▶ [Your objective]: Would you filter these records and copy every line that has the word "インスタンスグループ"?

====

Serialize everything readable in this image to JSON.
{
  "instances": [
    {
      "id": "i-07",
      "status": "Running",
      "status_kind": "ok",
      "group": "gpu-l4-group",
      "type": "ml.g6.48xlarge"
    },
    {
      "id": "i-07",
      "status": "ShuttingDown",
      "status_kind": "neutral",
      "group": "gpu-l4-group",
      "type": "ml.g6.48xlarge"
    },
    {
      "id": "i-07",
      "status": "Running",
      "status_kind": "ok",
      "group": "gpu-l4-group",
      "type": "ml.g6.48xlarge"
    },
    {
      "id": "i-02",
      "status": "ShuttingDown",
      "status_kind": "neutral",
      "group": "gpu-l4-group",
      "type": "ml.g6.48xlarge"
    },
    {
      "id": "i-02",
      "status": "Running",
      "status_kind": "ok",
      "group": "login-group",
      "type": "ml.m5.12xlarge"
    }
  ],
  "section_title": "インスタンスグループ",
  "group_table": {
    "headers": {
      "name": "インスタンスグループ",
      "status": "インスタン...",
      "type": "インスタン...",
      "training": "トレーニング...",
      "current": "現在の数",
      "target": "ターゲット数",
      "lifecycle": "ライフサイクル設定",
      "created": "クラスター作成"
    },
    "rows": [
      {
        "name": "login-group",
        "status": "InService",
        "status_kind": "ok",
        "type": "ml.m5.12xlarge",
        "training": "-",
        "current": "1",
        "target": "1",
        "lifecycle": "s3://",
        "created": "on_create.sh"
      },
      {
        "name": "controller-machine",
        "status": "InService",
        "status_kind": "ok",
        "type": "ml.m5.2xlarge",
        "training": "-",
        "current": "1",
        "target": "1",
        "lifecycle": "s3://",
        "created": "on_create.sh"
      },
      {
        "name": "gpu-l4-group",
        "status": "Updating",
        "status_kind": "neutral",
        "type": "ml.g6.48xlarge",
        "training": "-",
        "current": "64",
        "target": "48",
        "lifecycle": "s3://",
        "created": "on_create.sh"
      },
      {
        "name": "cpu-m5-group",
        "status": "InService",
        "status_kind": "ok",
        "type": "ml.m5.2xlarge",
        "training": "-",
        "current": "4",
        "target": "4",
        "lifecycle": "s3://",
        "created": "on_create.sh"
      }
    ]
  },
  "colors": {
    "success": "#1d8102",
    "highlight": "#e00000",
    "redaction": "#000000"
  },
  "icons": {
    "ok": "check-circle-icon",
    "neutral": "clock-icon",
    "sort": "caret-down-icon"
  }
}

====

▶ [Reply to the task]:
  "section_title": "インスタンスグループ",
      "name": "インスタンスグループ",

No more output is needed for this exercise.